Creating the John King Brain Tumour Foundation Hospital Garden – The roof garden outside McKissock Ward at Atkinson Morley Wing has been an invaluable space for not only neurosurgical patients, families, and visitors but staff too and became a peaceful haven for the staff during the COVID 19 pandemic where they could escape the intensity of the wards and feel the fresh air.
Over the years we have seen to garden transformed, with the help and support of friends, family, and the generosity of donations.
The roof garden journey began in 2015, when much-loved chef, John King John received the devastating news that he had been diagnosed with a glioblastoma brain tumour, a condition from which he sadly passed away on 22 November 2016 after an incredibly brave and dignified fight against his illness.
During John’s treatment, John’s family discovered the gardens for neurological patients outside McKissock Ward at Atkinson Morley Wing, part of St. George’s Hospital Trust, Tooting, London. The roof garden is a hidden oasis of green on the second floor of the Atkinson Morley Wing, adjacent to the McKissock Neurosurgery Ward. The gardens were commissioned by the famous brain surgeon, Henry Marsh CBE, to help with patient recovery, however following Henry’s retirement in 2015 the gardens were in serious need of some TLC.
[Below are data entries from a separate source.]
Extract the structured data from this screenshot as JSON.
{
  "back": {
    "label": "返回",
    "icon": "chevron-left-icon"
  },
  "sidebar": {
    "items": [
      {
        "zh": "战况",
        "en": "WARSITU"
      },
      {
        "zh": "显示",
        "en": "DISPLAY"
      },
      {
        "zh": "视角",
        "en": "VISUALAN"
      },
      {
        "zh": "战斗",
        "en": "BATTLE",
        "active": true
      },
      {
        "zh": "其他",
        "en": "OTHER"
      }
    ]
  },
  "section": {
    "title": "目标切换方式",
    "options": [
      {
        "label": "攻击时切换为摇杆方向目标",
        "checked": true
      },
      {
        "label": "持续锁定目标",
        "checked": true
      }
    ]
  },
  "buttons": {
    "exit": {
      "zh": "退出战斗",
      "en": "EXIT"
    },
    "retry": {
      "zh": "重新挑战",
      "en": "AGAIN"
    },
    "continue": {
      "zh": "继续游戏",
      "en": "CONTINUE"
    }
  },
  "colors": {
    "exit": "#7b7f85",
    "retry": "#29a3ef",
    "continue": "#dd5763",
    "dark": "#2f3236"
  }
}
With the agreement of the hospital, John and Laura adopted the garden and with a team of friends started to bring it back to life.
Helping them with the revival of the garden was RHS Gold Medal-winning Garden Designer Tony Woods, and landscape company ‘Garden Club London Ltd’, who later designed the John King Brain Tumour Foundation Garden at Hampton Court Flower Festival in 2020, which was then transported to the hospital for a stylish upgrade.
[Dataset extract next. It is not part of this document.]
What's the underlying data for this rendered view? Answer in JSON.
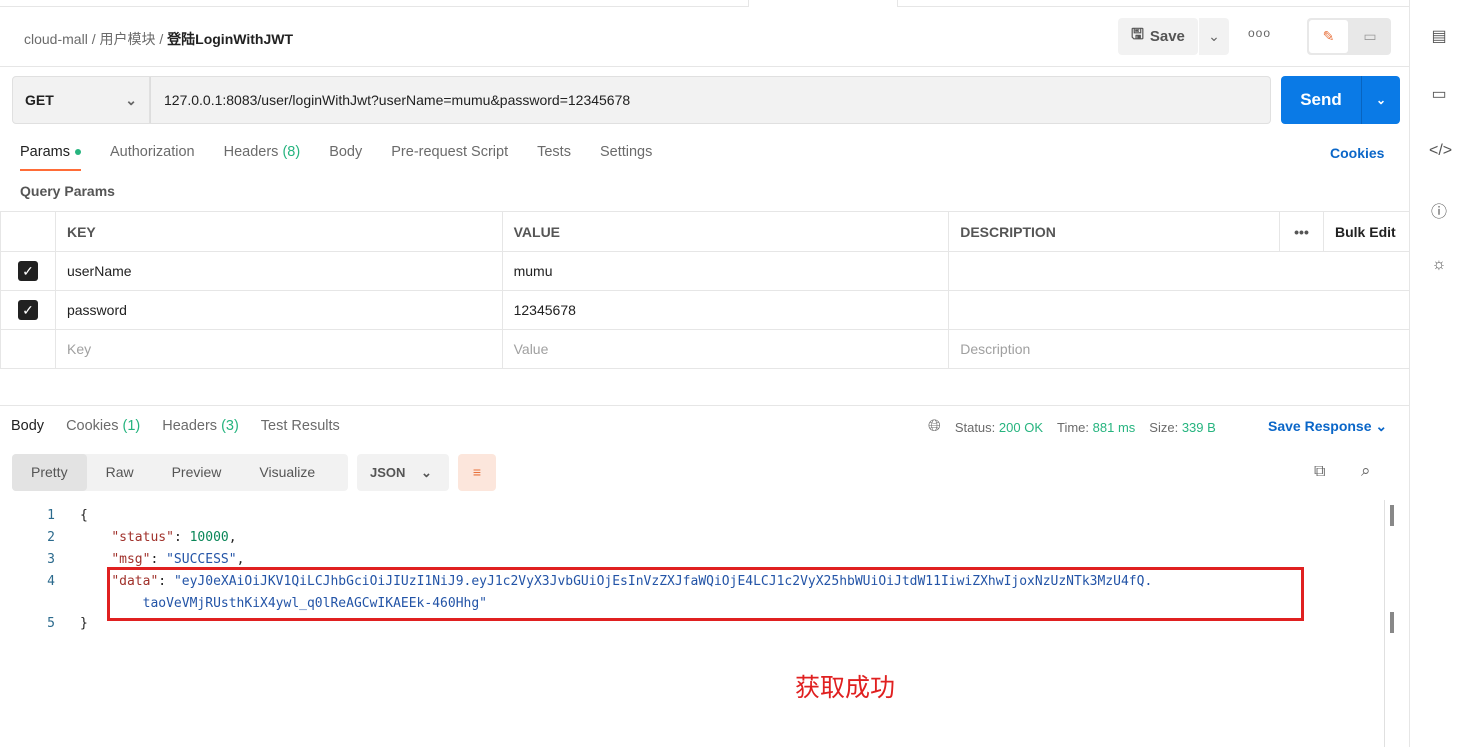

Everyone was so passionate about improving and developing the roof garden that John and Laura decided to launch a charity to raise funds for ongoing improvements and maintenance of the garden.
The calming environment is designed to aid recovery and provide a safe space for often difficult conversations. The garden demonstrates how the charity is transforming under-used areas of grey concrete rooftops into hidden sanctuaries for people and wildlife to discover and enjoy. a peaceful rooftop oasis for neurosurgical patients and staff to use.
The benefits of the hospital garden have been invaluable, which is why the John King Brain Tumour Foundation continue to upgrade and support the garden for all who use it.
Hospital gardens have a host of benefits including:
Stress reduction: The gardens provide a calming and relaxing environment that can help reduce stress and anxiety levels in patients, visitors, and staff. Spending time in a peaceful and natural setting has been shown to have a positive effect on mental and physical health.
Improved mood and well-being: The gardens provide a respite from the sterile and clinical environment of a hospital. Everyone can enjoy the beauty of nature, which can improve mood and promote a sense of well-being.
Positive distraction: A beautiful space can offer a positive distraction for patients undergoing medical procedures or treatments. The beauty and serenity of the garden can provide a welcome distraction from pain and discomfort.
Physical activity: Gardens can also provide a space for physical activity, such as walking or gardening, which can help promote physical health and recovery.
Therapeutic benefits: For patients undergoing rehabilitation, hospital gardens can provide a therapeutic environment that can aid in the recovery process. Gardening and other horticultural activities can also provide therapeutic benefits for patients with mental health conditions.
Educational opportunities: This is a wonderful space to offer educational opportunities for patients, visitors, and staff. For example, visitors can learn about different plant species and their medicinal properties, while patients can learn about healthy eating and lifestyle choices.
Overall, The McKissock Garden offers a host of benefits that can improve the quality of life for all those who visit it.